* _TASK OBJECTIVE_
Which of the lines in the records below hold the string "left"? Copy every one of them.

[DATASET EXCERPTS Boundary: Start]

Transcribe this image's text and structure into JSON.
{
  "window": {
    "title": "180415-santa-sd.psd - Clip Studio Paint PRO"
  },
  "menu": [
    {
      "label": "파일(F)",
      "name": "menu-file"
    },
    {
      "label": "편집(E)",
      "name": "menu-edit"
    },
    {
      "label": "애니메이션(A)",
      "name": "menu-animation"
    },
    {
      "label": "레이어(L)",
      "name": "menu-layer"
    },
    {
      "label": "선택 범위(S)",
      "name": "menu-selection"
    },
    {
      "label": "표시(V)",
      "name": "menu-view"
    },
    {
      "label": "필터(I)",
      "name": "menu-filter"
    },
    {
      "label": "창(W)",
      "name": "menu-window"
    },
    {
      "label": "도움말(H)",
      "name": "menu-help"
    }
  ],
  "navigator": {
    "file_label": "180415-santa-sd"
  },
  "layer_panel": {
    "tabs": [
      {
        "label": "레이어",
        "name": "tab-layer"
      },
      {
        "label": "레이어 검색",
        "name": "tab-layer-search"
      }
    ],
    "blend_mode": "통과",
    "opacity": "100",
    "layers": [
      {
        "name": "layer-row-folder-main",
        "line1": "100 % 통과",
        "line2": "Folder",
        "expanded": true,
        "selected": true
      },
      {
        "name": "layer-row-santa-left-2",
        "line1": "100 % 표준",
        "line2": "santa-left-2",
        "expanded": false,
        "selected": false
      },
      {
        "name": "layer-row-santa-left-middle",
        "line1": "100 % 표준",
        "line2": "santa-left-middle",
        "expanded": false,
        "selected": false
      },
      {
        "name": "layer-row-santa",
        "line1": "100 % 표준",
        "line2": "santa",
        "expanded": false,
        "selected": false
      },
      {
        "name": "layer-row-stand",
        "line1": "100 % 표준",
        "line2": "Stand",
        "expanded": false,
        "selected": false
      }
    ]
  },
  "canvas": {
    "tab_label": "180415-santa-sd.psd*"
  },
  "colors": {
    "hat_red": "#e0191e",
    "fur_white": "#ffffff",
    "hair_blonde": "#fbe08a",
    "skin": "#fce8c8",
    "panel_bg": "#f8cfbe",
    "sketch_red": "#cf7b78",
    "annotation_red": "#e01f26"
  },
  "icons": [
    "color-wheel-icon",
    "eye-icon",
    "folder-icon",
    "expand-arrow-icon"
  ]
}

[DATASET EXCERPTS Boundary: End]

* _TASK RESULT_
        "name": "layer-row-santa-left-2",
        "line2": "santa-left-2",
        "name": "layer-row-santa-left-middle",
        "line2": "santa-left-middle",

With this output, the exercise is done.